*Dataset rows describing interfaces*:
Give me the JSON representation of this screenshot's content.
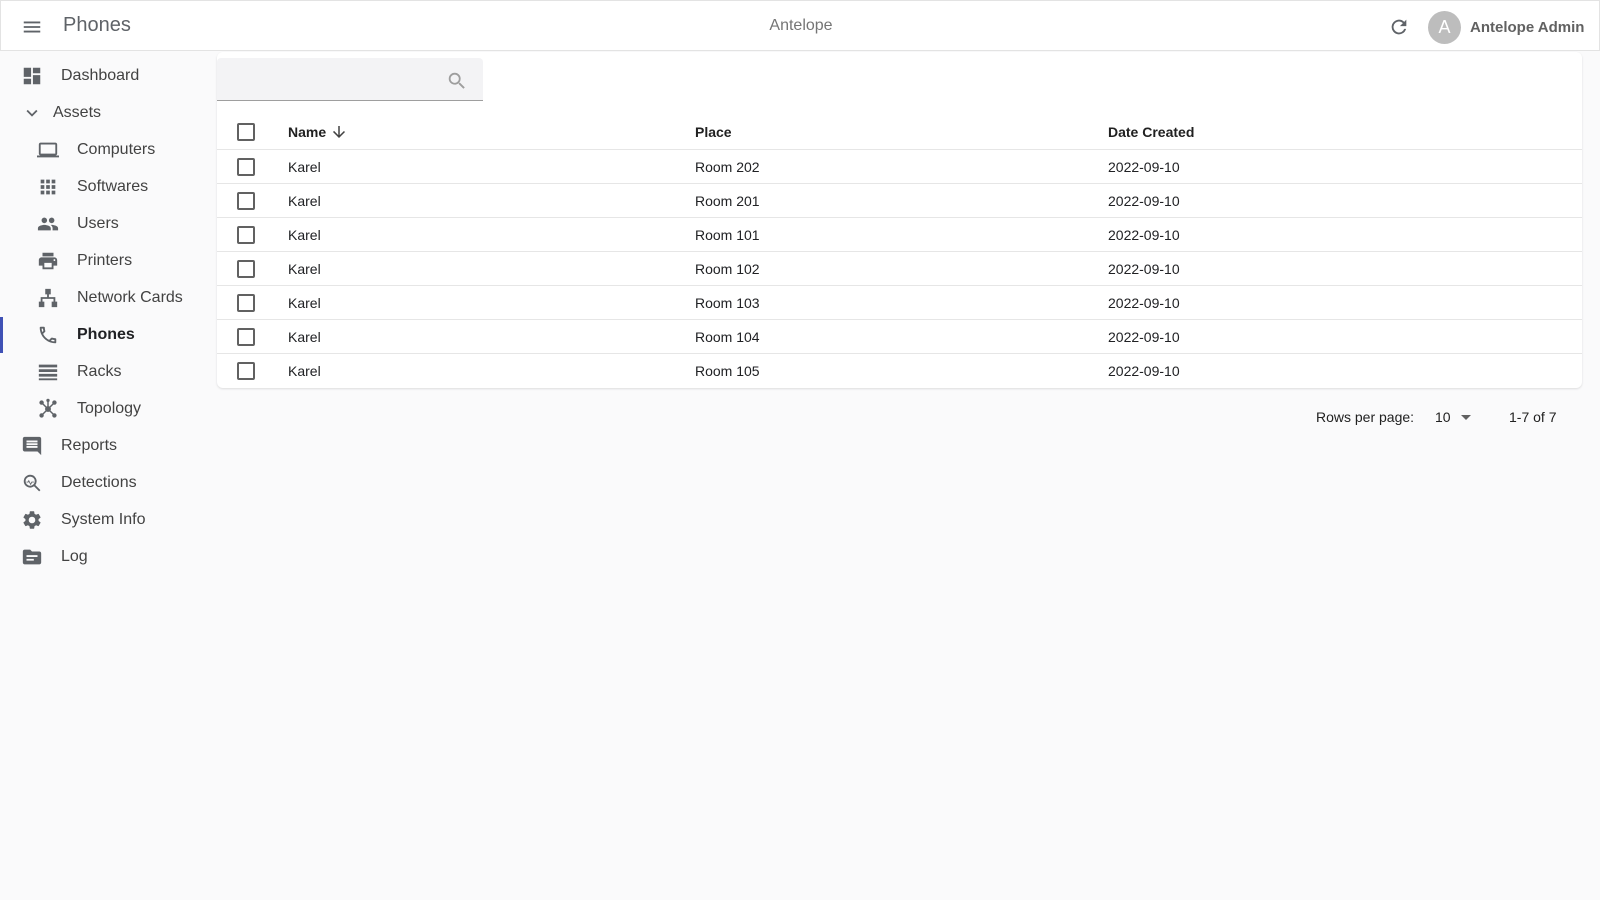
{
  "app_bar": {
    "title": "Phones",
    "brand": "Antelope",
    "user": {
      "avatar_letter": "A",
      "name": "Antelope Admin"
    },
    "icons": {
      "menu": "menu-icon",
      "refresh": "refresh-icon"
    }
  },
  "sidebar": {
    "items": [
      {
        "label": "Dashboard",
        "icon": "dashboard-icon",
        "level": "top"
      },
      {
        "label": "Assets",
        "icon": "chevron-down-icon",
        "level": "top",
        "expanded": true
      },
      {
        "label": "Computers",
        "icon": "laptop-icon",
        "level": "sub"
      },
      {
        "label": "Softwares",
        "icon": "apps-grid-icon",
        "level": "sub"
      },
      {
        "label": "Users",
        "icon": "people-icon",
        "level": "sub"
      },
      {
        "label": "Printers",
        "icon": "printer-icon",
        "level": "sub"
      },
      {
        "label": "Network Cards",
        "icon": "network-icon",
        "level": "sub"
      },
      {
        "label": "Phones",
        "icon": "phone-icon",
        "level": "sub",
        "active": true
      },
      {
        "label": "Racks",
        "icon": "list-icon",
        "level": "sub"
      },
      {
        "label": "Topology",
        "icon": "topology-icon",
        "level": "sub"
      },
      {
        "label": "Reports",
        "icon": "comment-icon",
        "level": "top"
      },
      {
        "label": "Detections",
        "icon": "search-activity-icon",
        "level": "top"
      },
      {
        "label": "System Info",
        "icon": "gear-icon",
        "level": "top"
      },
      {
        "label": "Log",
        "icon": "folder-icon",
        "level": "top"
      }
    ]
  },
  "search": {
    "value": "",
    "placeholder": "",
    "icon": "search-icon"
  },
  "table": {
    "columns": [
      "Name",
      "Place",
      "Date Created"
    ],
    "sort": {
      "column": "Name",
      "direction": "desc"
    },
    "rows": [
      {
        "name": "Karel",
        "place": "Room 202",
        "date": "2022-09-10"
      },
      {
        "name": "Karel",
        "place": "Room 201",
        "date": "2022-09-10"
      },
      {
        "name": "Karel",
        "place": "Room 101",
        "date": "2022-09-10"
      },
      {
        "name": "Karel",
        "place": "Room 102",
        "date": "2022-09-10"
      },
      {
        "name": "Karel",
        "place": "Room 103",
        "date": "2022-09-10"
      },
      {
        "name": "Karel",
        "place": "Room 104",
        "date": "2022-09-10"
      },
      {
        "name": "Karel",
        "place": "Room 105",
        "date": "2022-09-10"
      }
    ]
  },
  "pagination": {
    "rows_per_page_label": "Rows per page:",
    "rows_per_page": "10",
    "range": "1-7 of 7"
  },
  "colors": {
    "accent": "#3f51b5",
    "icon": "#5f6368",
    "background": "#fafafb"
  }
}
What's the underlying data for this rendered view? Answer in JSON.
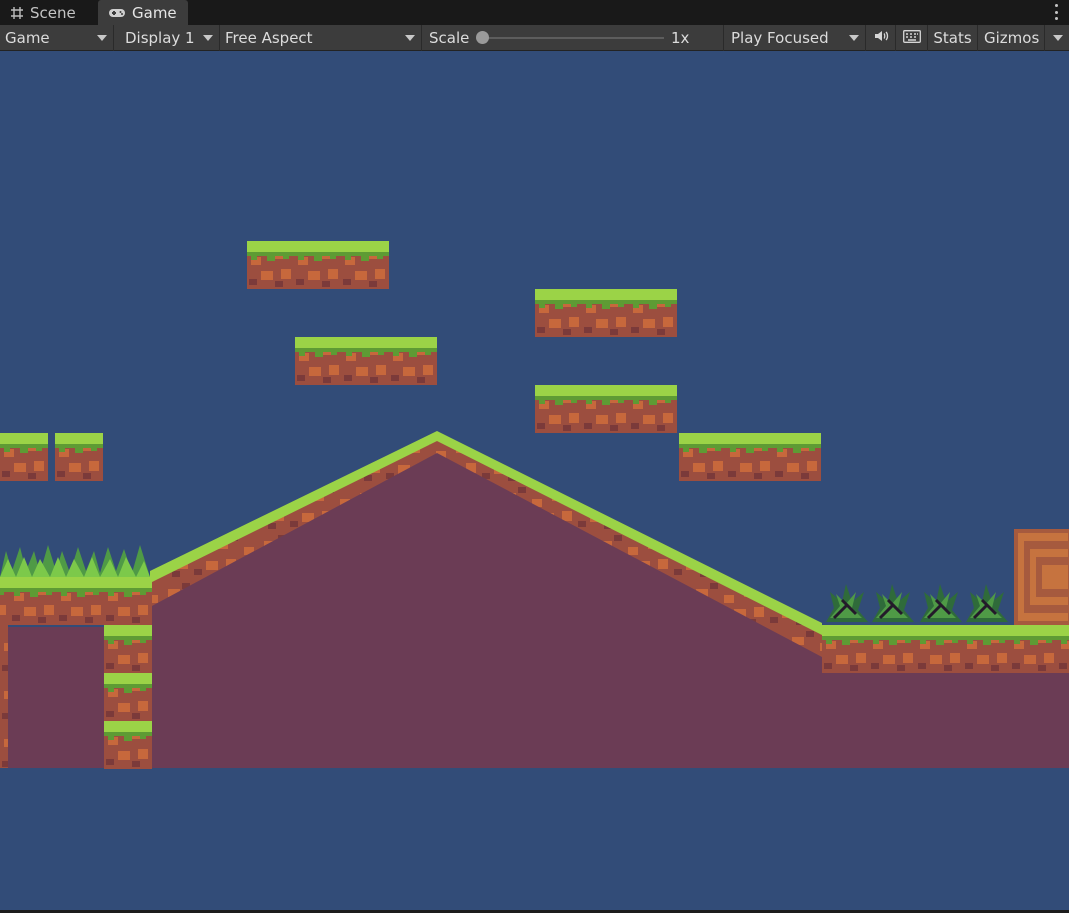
{
  "tabs": [
    {
      "label": "Scene",
      "icon": "grid-icon"
    },
    {
      "label": "Game",
      "icon": "gamepad-icon"
    }
  ],
  "toolbar": {
    "view_mode": "Game",
    "display": "Display 1",
    "aspect": "Free Aspect",
    "scale_label": "Scale",
    "scale_value": "1x",
    "scale_fraction": 0,
    "play_mode": "Play Focused",
    "audio_icon": "speaker-icon",
    "shortcuts_icon": "keyboard-icon",
    "stats_label": "Stats",
    "gizmos_label": "Gizmos"
  },
  "colors": {
    "sky": "#324c78",
    "grass_light": "#9bd347",
    "grass_dark": "#5e9b34",
    "dirt": "#9c4e3f",
    "dirt_light": "#c7683c",
    "fill": "#6b3c55",
    "panel": "#3c3c3c"
  }
}
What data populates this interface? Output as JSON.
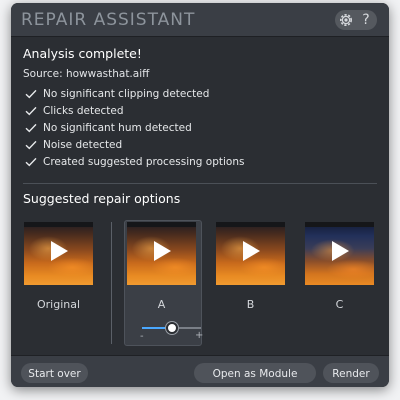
{
  "window": {
    "title": "REPAIR ASSISTANT",
    "help_label": "?"
  },
  "analysis": {
    "heading": "Analysis complete!",
    "source_label": "Source:",
    "source_file": "howwasthat.aiff",
    "results": [
      "No significant clipping detected",
      "Clicks detected",
      "No significant hum detected",
      "Noise detected",
      "Created suggested processing options"
    ]
  },
  "suggestions": {
    "heading": "Suggested repair options",
    "options": [
      {
        "label": "Original",
        "selected": false
      },
      {
        "label": "A",
        "selected": true
      },
      {
        "label": "B",
        "selected": false
      },
      {
        "label": "C",
        "selected": false
      }
    ],
    "intensity": {
      "minus_label": "-",
      "plus_label": "+",
      "value_fraction": 0.5
    }
  },
  "footer": {
    "start_over_label": "Start over",
    "module_chain_label": "Open as Module Chain",
    "render_label": "Render"
  },
  "colors": {
    "accent": "#4aa8ff",
    "window_bg": "#2b2e33",
    "bar_bg": "#3a3e45"
  }
}
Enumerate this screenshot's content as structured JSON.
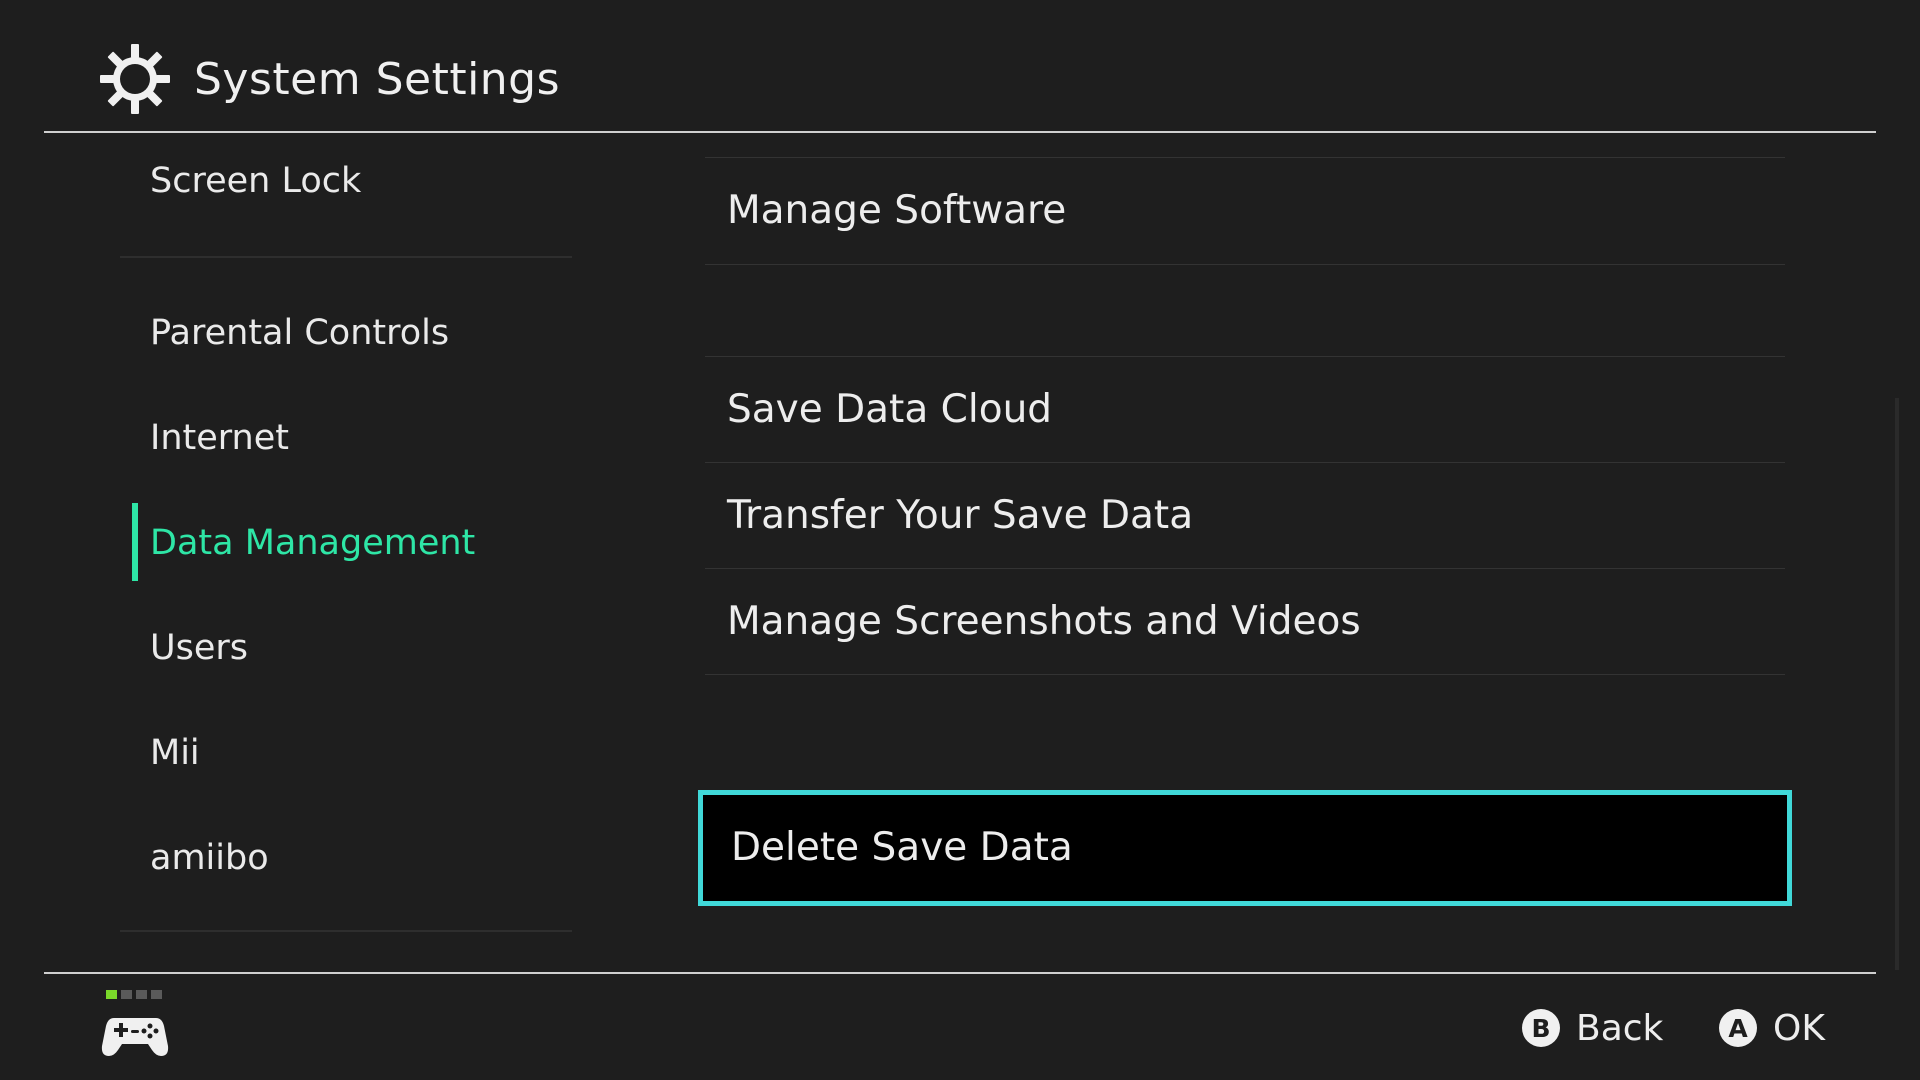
{
  "header": {
    "title": "System Settings",
    "icon": "gear-icon"
  },
  "sidebar": {
    "items": [
      {
        "label": "Screen Lock"
      },
      {
        "label": "Parental Controls"
      },
      {
        "label": "Internet"
      },
      {
        "label": "Data Management",
        "selected": true
      },
      {
        "label": "Users"
      },
      {
        "label": "Mii"
      },
      {
        "label": "amiibo"
      }
    ],
    "accent_color": "#2ee6a6"
  },
  "content": {
    "items": [
      {
        "label": "Manage Software"
      },
      {
        "label": "Save Data Cloud"
      },
      {
        "label": "Transfer Your Save Data"
      },
      {
        "label": "Manage Screenshots and Videos"
      },
      {
        "label": "Delete Save Data",
        "focused": true
      }
    ],
    "focus_color": "#40d8d8"
  },
  "footer": {
    "player_indicator": {
      "active_player": 1,
      "total": 4,
      "active_color": "#7ad82a"
    },
    "controller_icon": "controller-icon",
    "hints": [
      {
        "button": "B",
        "label": "Back"
      },
      {
        "button": "A",
        "label": "OK"
      }
    ]
  }
}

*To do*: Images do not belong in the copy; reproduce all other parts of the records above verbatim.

*Problem solution*:
Give me the JSON representation of this screenshot's content.
{
  "app_bar": {
    "title": "Phones",
    "brand": "Antelope",
    "user": {
      "avatar_letter": "A",
      "name": "Antelope Admin"
    },
    "icons": {
      "menu": "menu-icon",
      "refresh": "refresh-icon"
    }
  },
  "sidebar": {
    "items": [
      {
        "label": "Dashboard",
        "icon": "dashboard-icon",
        "level": "top"
      },
      {
        "label": "Assets",
        "icon": "chevron-down-icon",
        "level": "top",
        "expanded": true
      },
      {
        "label": "Computers",
        "icon": "laptop-icon",
        "level": "sub"
      },
      {
        "label": "Softwares",
        "icon": "apps-grid-icon",
        "level": "sub"
      },
      {
        "label": "Users",
        "icon": "people-icon",
        "level": "sub"
      },
      {
        "label": "Printers",
        "icon": "printer-icon",
        "level": "sub"
      },
      {
        "label": "Network Cards",
        "icon": "network-icon",
        "level": "sub"
      },
      {
        "label": "Phones",
        "icon": "phone-icon",
        "level": "sub",
        "active": true
      },
      {
        "label": "Racks",
        "icon": "list-icon",
        "level": "sub"
      },
      {
        "label": "Topology",
        "icon": "topology-icon",
        "level": "sub"
      },
      {
        "label": "Reports",
        "icon": "comment-icon",
        "level": "top"
      },
      {
        "label": "Detections",
        "icon": "search-activity-icon",
        "level": "top"
      },
      {
        "label": "System Info",
        "icon": "gear-icon",
        "level": "top"
      },
      {
        "label": "Log",
        "icon": "folder-icon",
        "level": "top"
      }
    ]
  },
  "search": {
    "value": "",
    "placeholder": "",
    "icon": "search-icon"
  },
  "table": {
    "columns": [
      "Name",
      "Place",
      "Date Created"
    ],
    "sort": {
      "column": "Name",
      "direction": "desc"
    },
    "rows": [
      {
        "name": "Karel",
        "place": "Room 202",
        "date": "2022-09-10"
      },
      {
        "name": "Karel",
        "place": "Room 201",
        "date": "2022-09-10"
      },
      {
        "name": "Karel",
        "place": "Room 101",
        "date": "2022-09-10"
      },
      {
        "name": "Karel",
        "place": "Room 102",
        "date": "2022-09-10"
      },
      {
        "name": "Karel",
        "place": "Room 103",
        "date": "2022-09-10"
      },
      {
        "name": "Karel",
        "place": "Room 104",
        "date": "2022-09-10"
      },
      {
        "name": "Karel",
        "place": "Room 105",
        "date": "2022-09-10"
      }
    ]
  },
  "pagination": {
    "rows_per_page_label": "Rows per page:",
    "rows_per_page": "10",
    "range": "1-7 of 7"
  },
  "colors": {
    "accent": "#3f51b5",
    "icon": "#5f6368",
    "background": "#fafafb"
  }
}
What's the underlying data for this rendered view? Answer in JSON.
{
  "tabs": [
    {
      "label": "Scene",
      "icon": "grid-icon"
    },
    {
      "label": "Game",
      "icon": "gamepad-icon"
    }
  ],
  "toolbar": {
    "view_mode": "Game",
    "display": "Display 1",
    "aspect": "Free Aspect",
    "scale_label": "Scale",
    "scale_value": "1x",
    "scale_fraction": 0,
    "play_mode": "Play Focused",
    "audio_icon": "speaker-icon",
    "shortcuts_icon": "keyboard-icon",
    "stats_label": "Stats",
    "gizmos_label": "Gizmos"
  },
  "colors": {
    "sky": "#324c78",
    "grass_light": "#9bd347",
    "grass_dark": "#5e9b34",
    "dirt": "#9c4e3f",
    "dirt_light": "#c7683c",
    "fill": "#6b3c55",
    "panel": "#3c3c3c"
  }
}
What data populates this interface? Output as JSON.
{
  "window": {
    "title": "REPAIR ASSISTANT",
    "help_label": "?"
  },
  "analysis": {
    "heading": "Analysis complete!",
    "source_label": "Source:",
    "source_file": "howwasthat.aiff",
    "results": [
      "No significant clipping detected",
      "Clicks detected",
      "No significant hum detected",
      "Noise detected",
      "Created suggested processing options"
    ]
  },
  "suggestions": {
    "heading": "Suggested repair options",
    "options": [
      {
        "label": "Original",
        "selected": false
      },
      {
        "label": "A",
        "selected": true
      },
      {
        "label": "B",
        "selected": false
      },
      {
        "label": "C",
        "selected": false
      }
    ],
    "intensity": {
      "minus_label": "-",
      "plus_label": "+",
      "value_fraction": 0.5
    }
  },
  "footer": {
    "start_over_label": "Start over",
    "module_chain_label": "Open as Module Chain",
    "render_label": "Render"
  },
  "colors": {
    "accent": "#4aa8ff",
    "window_bg": "#2b2e33",
    "bar_bg": "#3a3e45"
  }
}
Enumerate this screenshot's content as structured JSON.
{
  "header": {
    "title": "System Settings",
    "icon": "gear-icon"
  },
  "sidebar": {
    "items": [
      {
        "label": "Screen Lock"
      },
      {
        "label": "Parental Controls"
      },
      {
        "label": "Internet"
      },
      {
        "label": "Data Management",
        "selected": true
      },
      {
        "label": "Users"
      },
      {
        "label": "Mii"
      },
      {
        "label": "amiibo"
      }
    ],
    "accent_color": "#2ee6a6"
  },
  "content": {
    "items": [
      {
        "label": "Manage Software"
      },
      {
        "label": "Save Data Cloud"
      },
      {
        "label": "Transfer Your Save Data"
      },
      {
        "label": "Manage Screenshots and Videos"
      },
      {
        "label": "Delete Save Data",
        "focused": true
      }
    ],
    "focus_color": "#40d8d8"
  },
  "footer": {
    "player_indicator": {
      "active_player": 1,
      "total": 4,
      "active_color": "#7ad82a"
    },
    "controller_icon": "controller-icon",
    "hints": [
      {
        "button": "B",
        "label": "Back"
      },
      {
        "button": "A",
        "label": "OK"
      }
    ]
  }
}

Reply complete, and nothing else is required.